*** Records to use

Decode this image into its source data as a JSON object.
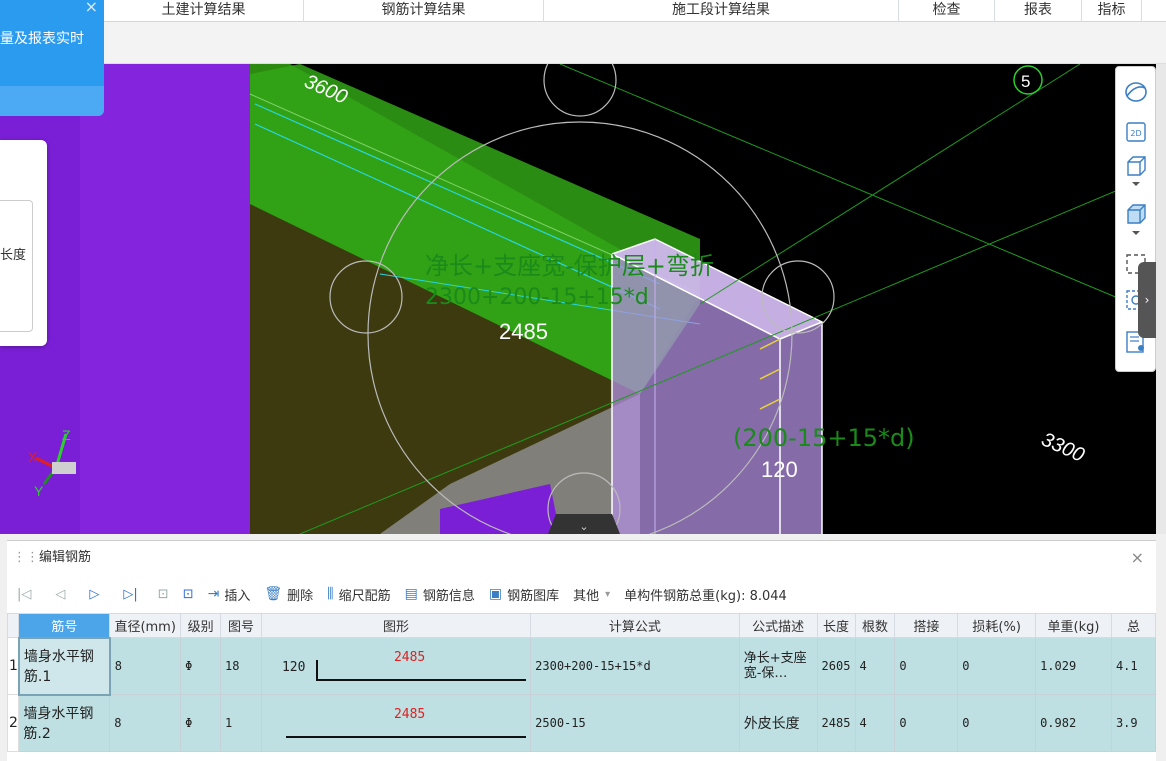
{
  "top_tabs": [
    {
      "label": "土建计算结果"
    },
    {
      "label": "钢筋计算结果"
    },
    {
      "label": "施工段计算结果"
    },
    {
      "label": "检查"
    },
    {
      "label": "报表"
    },
    {
      "label": "指标"
    }
  ],
  "notification": {
    "text": "量及报表实时",
    "close": "×"
  },
  "sidecard": {
    "label": "长度"
  },
  "viewport": {
    "labels": {
      "span_3600": "3600",
      "span_3300": "3300",
      "axis_5": "5",
      "formula_desc": "净长+支座宽-保护层+弯折",
      "formula": "2300+200-15+15*d",
      "length": "2485",
      "bend_formula": "(200-15+15*d)",
      "bend": "120",
      "axis_x": "X",
      "axis_y": "Y",
      "axis_z": "Z"
    }
  },
  "tools": [
    {
      "icon": "orbit-icon"
    },
    {
      "icon": "2d-view-icon",
      "label": "2D"
    },
    {
      "icon": "cube-view-icon"
    },
    {
      "icon": "cube-solid-icon"
    },
    {
      "icon": "box-select-icon"
    },
    {
      "icon": "visibility-icon"
    },
    {
      "icon": "properties-icon"
    }
  ],
  "panel": {
    "title": "编辑钢筋",
    "close": "×",
    "toolbar": {
      "insert": "插入",
      "delete": "删除",
      "scale_rebar": "缩尺配筋",
      "rebar_info": "钢筋信息",
      "rebar_library": "钢筋图库",
      "other": "其他",
      "total_weight": "单构件钢筋总重(kg): 8.044"
    },
    "columns": [
      "筋号",
      "直径(mm)",
      "级别",
      "图号",
      "图形",
      "计算公式",
      "公式描述",
      "长度",
      "根数",
      "搭接",
      "损耗(%)",
      "单重(kg)",
      "总"
    ],
    "rows": [
      {
        "index": "1",
        "name": "墙身水平钢筋.1",
        "diameter": "8",
        "grade": "Φ",
        "figure_no": "18",
        "shape_left": "120",
        "shape_len": "2485",
        "formula": "2300+200-15+15*d",
        "desc": "净长+支座宽-保…",
        "length": "2605",
        "count": "4",
        "lap": "0",
        "loss": "0",
        "unit_weight": "1.029",
        "total": "4.1"
      },
      {
        "index": "2",
        "name": "墙身水平钢筋.2",
        "diameter": "8",
        "grade": "Φ",
        "figure_no": "1",
        "shape_left": "",
        "shape_len": "2485",
        "formula": "2500-15",
        "desc": "外皮长度",
        "length": "2485",
        "count": "4",
        "lap": "0",
        "loss": "0",
        "unit_weight": "0.982",
        "total": "3.9"
      }
    ]
  }
}
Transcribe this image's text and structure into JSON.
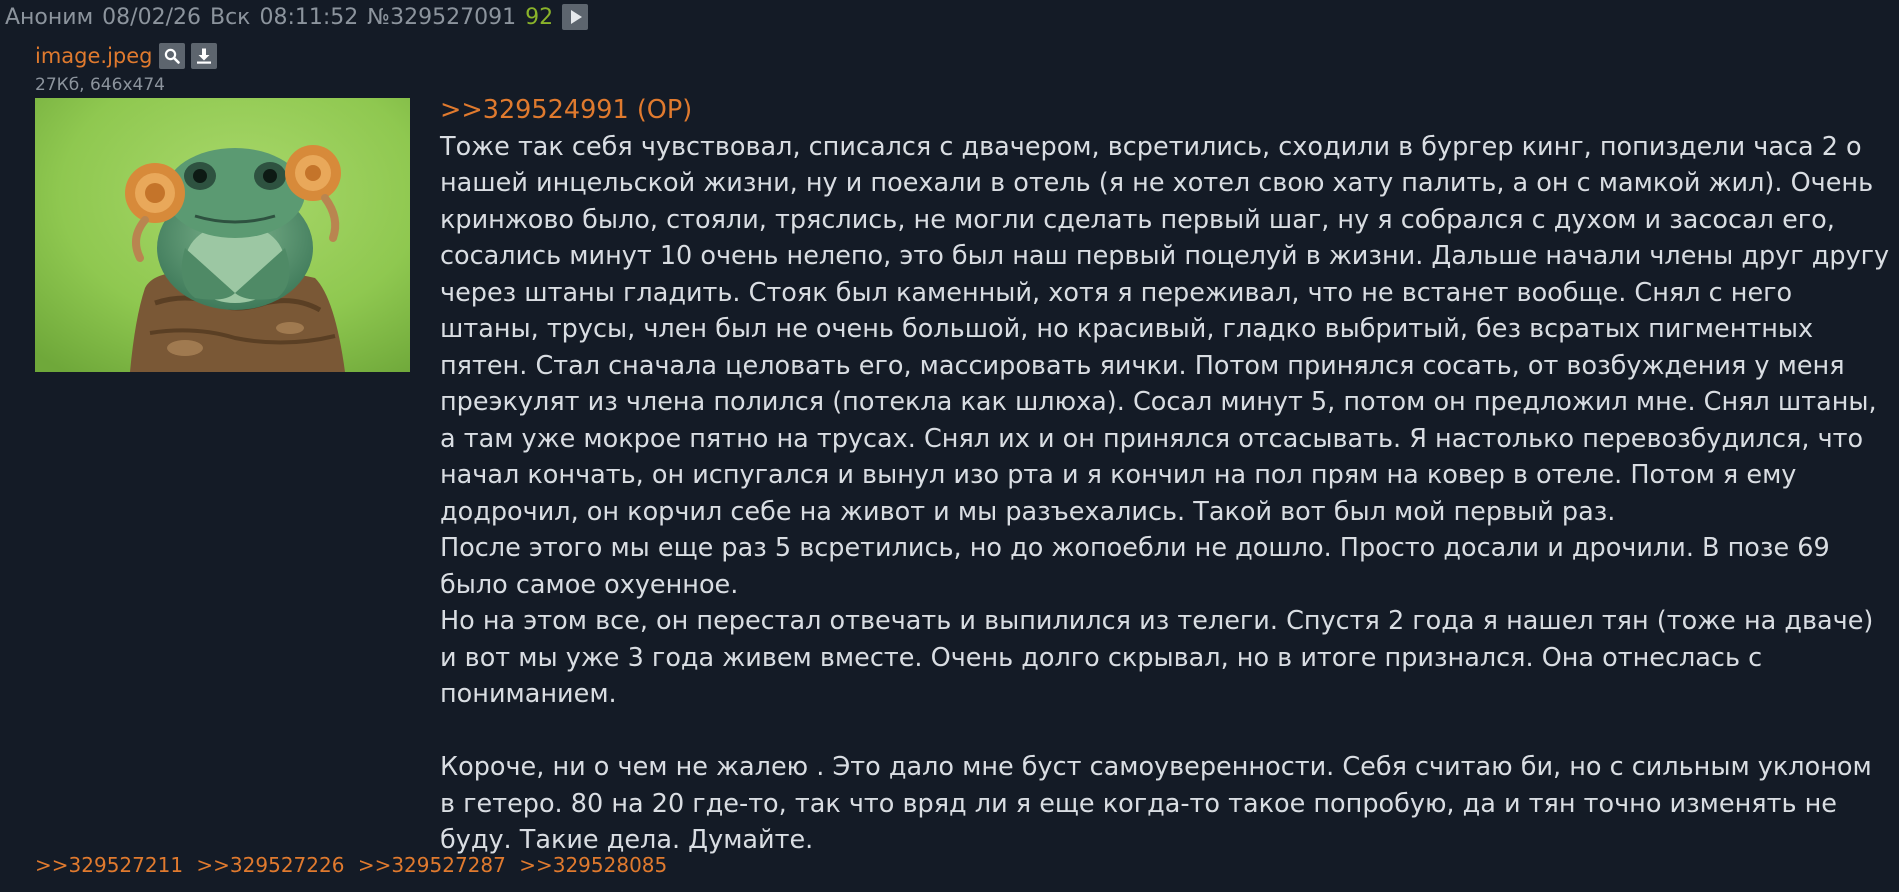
{
  "header": {
    "author": "Аноним",
    "date": "08/02/26",
    "day": "Вск",
    "time": "08:11:52",
    "post_number": "№329527091",
    "rating": "92"
  },
  "file": {
    "name": "image.jpeg",
    "meta": "27Кб, 646x474",
    "search_icon": "search-icon",
    "download_icon": "download-icon"
  },
  "body": {
    "quote_link": ">>329524991 (OP)",
    "paragraphs": [
      "Тоже так себя чувствовал, списался с двачером, всретились, сходили в бургер кинг, попиздели часа 2 о нашей инцельской жизни, ну и поехали в отель (я не хотел свою хату палить, а он с мамкой жил). Очень кринжово было, стояли, тряслись, не могли сделать первый шаг, ну я собрался с духом и засосал его, сосались минут 10 очень нелепо, это был наш первый поцелуй в жизни. Дальше начали члены друг другу через штаны гладить. Стояк был каменный, хотя я переживал, что не встанет вообще. Снял с него штаны, трусы, член был не очень большой, но красивый, гладко выбритый, без всратых пигментных пятен. Стал сначала целовать его, массировать яички. Потом принялся сосать, от возбуждения у меня преэкулят из члена полился (потекла как шлюха). Сосал минут 5, потом он предложил мне. Снял штаны, а там уже мокрое пятно на трусах. Снял их и он принялся отсасывать. Я настолько перевозбудился, что начал кончать, он испугался и вынул изо рта и я кончил на пол прям на ковер в отеле. Потом я ему додрочил, он корчил себе на живот и мы разъехались. Такой вот был мой первый раз.",
      "После этого мы еще раз 5 всретились, но до жопоебли не дошло. Просто досали и дрочили. В позе 69 было самое охуенное.",
      "Но на этом все, он перестал отвечать и выпилился из телеги. Спустя 2 года я нашел тян (тоже на дваче) и вот мы уже 3 года живем вместе. Очень долго скрывал, но в итоге признался. Она отнеслась с пониманием.",
      "Короче, ни о чем не жалею . Это дало мне буст самоуверенности. Себя считаю би, но с сильным уклоном в гетеро. 80 на 20 где-то, так что вряд ли я еще когда-то такое попробую, да и тян точно изменять не буду. Такие дела. Думайте."
    ]
  },
  "replies": [
    ">>329527211",
    ">>329527226",
    ">>329527287",
    ">>329528085"
  ],
  "colors": {
    "background": "#141b26",
    "link": "#e07a2e",
    "rating": "#8ab32a",
    "meta": "#8c949d",
    "text": "#d9dde2"
  }
}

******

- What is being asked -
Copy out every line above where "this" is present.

- Response below -
Decode this image into its source data as a JSON object.
Transcribe this image's text and structure into JSON.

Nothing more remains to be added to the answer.